Poverty is America’s greatest problem. We’re not being attacked by any foreign powers. Our infrastructure, although aging, still works well. The national economy has rebounded from deep recession, and signs point to a continuing upward trend. We don’t have a civil war as in Syria, Iraq and Libya, or a national war of criminals against society as in Mexico or Venezuela.
But we have too much poverty. According to a UNICEF report from 2012, we have the highest poverty rate among 35 economically advanced nations. Only Romania rivals the US in the percentage of children who live in poverty. About 23% of American children live in households whose income is less than half of the national median income. That’s much higher than Greece or Italy or Spain, countries which have been suffering from serious economic problems. Nations we like to think of as comparably well-off, like Norway or Austria or Germany or France, have rates under 10%.
Poverty is relative. To be poor in countries like Zimbabwe, Afghanistan or Haiti, where the per capita gross domestic product is less than $1500 per year, means a totally different life from poverty in the US, with a per capita GDP 30 times that amount. Many poor Americans have cars, televisions and washing machines, which would be luxuries only the wealthy could afford in less developed nations.
But it is meaningless to tell an American family trying to survive on $10,000 a year that they would be rich in Vietnam. Poverty is really economic inequality. The poor anywhere are poor because their income is far below what average people in their own country make. So to say that we have a poverty problem in America is to say that we have too much economic inequality.
We have enormous wealth. One-third of the world’s billionaires live here. Credit Suisse estimates that over 40% of the world’s millionaires are Americans, and that number is now rising faster than anywhere else: 95% of the world’s newest millionaires were created in the US in the past year. Yet we also have widespread poverty.
Poverty is structured differently across nations. In many countries, like Australia and France, most people defined as poor cluster just below the poverty line. But in the US most poor people are far below the poverty line. In most developed nations, the rate of child poverty is about the same as the overall poverty rate. But in the US, child poverty is much higher, indicating that households with children are much more likely to be in poverty.
The UNICEF report is discouraging for an American. On every measure of poverty, we rank far below other nations. On some measures we take last place among the 35 nations surveyed: the overall poverty rate; the poverty rate among families with one child or with a single parent; the poverty rate among high school graduates without a college education. The US has one of the developed world’s highest poverty rates for unemployed households.

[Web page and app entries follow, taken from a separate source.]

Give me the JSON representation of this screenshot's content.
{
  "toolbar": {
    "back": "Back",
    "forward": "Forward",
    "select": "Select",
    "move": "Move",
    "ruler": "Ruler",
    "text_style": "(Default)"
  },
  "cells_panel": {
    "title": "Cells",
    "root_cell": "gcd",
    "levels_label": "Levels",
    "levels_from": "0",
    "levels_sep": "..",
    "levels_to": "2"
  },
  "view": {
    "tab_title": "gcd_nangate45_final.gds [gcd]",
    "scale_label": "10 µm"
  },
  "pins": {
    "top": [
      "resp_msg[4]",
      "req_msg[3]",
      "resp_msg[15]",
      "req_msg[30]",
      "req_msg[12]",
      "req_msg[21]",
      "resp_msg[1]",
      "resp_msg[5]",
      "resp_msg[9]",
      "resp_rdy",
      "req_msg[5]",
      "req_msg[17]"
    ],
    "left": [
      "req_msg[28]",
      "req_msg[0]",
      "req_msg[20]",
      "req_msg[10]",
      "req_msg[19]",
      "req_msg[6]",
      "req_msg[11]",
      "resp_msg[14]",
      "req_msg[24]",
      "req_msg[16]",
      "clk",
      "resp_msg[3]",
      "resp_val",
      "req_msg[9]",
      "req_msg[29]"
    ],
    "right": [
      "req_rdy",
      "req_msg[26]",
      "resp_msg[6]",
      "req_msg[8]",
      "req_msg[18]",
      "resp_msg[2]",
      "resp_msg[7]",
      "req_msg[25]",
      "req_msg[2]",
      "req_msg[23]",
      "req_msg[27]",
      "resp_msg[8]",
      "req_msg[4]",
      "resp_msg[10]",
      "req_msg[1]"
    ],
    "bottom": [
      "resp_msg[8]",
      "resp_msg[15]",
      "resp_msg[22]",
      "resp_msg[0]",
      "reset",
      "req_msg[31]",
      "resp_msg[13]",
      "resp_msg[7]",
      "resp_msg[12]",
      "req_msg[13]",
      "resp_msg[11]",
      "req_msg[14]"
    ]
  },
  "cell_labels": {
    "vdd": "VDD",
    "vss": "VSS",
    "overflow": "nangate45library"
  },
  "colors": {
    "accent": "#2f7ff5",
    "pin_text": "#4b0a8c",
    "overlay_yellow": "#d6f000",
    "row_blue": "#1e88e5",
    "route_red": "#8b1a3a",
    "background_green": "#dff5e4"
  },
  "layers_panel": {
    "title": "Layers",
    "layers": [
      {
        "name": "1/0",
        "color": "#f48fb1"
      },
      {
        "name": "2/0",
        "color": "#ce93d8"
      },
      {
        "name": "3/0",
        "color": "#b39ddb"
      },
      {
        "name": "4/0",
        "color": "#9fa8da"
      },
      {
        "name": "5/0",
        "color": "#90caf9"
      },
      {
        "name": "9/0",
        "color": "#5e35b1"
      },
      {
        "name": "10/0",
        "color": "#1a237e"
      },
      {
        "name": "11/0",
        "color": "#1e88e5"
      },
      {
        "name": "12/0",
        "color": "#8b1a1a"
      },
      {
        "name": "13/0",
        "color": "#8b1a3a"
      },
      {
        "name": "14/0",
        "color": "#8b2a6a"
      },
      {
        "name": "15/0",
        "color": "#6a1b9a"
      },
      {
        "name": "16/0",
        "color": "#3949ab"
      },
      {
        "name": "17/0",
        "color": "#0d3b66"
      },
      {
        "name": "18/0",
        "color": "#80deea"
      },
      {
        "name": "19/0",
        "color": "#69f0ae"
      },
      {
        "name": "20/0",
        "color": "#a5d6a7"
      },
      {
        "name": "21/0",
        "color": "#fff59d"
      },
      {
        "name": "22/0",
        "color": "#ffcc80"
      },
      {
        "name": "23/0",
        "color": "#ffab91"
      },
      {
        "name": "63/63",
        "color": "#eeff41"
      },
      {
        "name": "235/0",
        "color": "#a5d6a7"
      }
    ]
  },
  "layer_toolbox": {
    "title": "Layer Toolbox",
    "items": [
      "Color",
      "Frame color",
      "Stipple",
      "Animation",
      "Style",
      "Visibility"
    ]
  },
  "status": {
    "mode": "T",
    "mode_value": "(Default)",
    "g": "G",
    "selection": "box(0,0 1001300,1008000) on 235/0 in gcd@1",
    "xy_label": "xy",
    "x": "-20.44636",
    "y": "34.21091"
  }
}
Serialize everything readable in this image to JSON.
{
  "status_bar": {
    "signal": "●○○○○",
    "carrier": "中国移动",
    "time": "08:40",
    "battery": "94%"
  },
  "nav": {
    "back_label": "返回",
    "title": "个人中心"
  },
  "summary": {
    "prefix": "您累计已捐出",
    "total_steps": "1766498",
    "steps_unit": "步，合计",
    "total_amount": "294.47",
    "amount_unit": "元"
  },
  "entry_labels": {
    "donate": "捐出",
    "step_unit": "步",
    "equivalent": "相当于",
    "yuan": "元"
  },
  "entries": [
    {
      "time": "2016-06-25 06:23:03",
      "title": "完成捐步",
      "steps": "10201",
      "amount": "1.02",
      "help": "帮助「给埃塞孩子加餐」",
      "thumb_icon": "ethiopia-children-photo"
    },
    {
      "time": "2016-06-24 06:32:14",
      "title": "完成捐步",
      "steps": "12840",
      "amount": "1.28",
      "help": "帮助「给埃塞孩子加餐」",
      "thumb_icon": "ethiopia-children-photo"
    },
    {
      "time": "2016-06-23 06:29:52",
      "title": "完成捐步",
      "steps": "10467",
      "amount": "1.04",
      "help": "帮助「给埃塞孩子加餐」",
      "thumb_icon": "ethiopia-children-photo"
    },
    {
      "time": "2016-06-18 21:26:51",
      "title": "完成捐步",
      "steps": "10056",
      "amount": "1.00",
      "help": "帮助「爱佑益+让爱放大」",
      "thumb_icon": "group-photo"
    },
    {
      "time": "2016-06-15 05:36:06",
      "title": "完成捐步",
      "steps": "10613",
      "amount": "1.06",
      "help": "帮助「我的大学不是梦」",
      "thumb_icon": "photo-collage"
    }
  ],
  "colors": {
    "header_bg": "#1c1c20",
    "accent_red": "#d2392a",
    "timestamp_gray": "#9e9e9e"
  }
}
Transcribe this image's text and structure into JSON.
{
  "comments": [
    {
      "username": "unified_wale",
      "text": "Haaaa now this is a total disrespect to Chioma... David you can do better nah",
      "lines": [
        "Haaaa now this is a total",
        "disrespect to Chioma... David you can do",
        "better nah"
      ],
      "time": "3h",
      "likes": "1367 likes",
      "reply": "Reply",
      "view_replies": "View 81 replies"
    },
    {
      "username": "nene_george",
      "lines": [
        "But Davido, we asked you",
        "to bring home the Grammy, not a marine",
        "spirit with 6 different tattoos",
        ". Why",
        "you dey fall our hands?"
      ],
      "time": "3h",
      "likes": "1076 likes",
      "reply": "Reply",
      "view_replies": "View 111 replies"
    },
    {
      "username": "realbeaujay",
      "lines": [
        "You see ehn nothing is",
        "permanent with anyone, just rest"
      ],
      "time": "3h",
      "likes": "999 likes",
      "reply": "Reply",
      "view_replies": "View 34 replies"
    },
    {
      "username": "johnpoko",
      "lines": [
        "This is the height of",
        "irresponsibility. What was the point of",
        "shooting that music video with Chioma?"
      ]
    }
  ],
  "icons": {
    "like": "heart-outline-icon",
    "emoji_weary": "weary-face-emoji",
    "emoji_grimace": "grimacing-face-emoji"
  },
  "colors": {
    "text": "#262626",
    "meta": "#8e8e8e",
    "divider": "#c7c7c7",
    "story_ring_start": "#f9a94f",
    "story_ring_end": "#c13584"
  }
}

And that is about to get worse. Republicans in Congress have insisted that the government should stop giving benefits to the long-term unemployed. More conservative Republicans, like Rand Paul, do not support unemployment benefits beyond 26 weeks. That approach ignores the new reality of unemployment. Since 1969, at any time only about one-third of the unemployed had been out of work for more than 14 weeks. Since the recent deep recession, however, more than half have been out of work for more than 14 weeks, and about 40% for more than 26 weeks. Cutting off benefits to families who can’t find work is cruel.
What makes a great nation? Perhaps we could compare nations to people. What makes a great person? Not being the strongest, although we give awards in competitions of strength. Not being the toughest, although boxing champions make millions of dollars. Not having the most money, although many people associate wealth with virtue.
Human greatness is about compassion, helpfulness, a willingness to serve others. The Christian Bible, often cited as the ultimate source of wisdom, offers a clear definition of greatness. In Matthew 20:26-27, Jesus said: “...whoever desires to be great among you, let him be your servant. And whoever desires to be first among you, let him be your slave.”
If the United States is the greatest nation on earth, as so many people claim, then why do we allow such misery to continue generation after generation? If the total number of billionaires made a country great, the US would be the undisputed world’s champ. But if we look at how nations treat their poor, how they insure that their children have enough to eat, how they help those who cannot find jobs, then we are among the world’s chumps.
Published in the Jacksonville Journal-Courier, January 14, 2014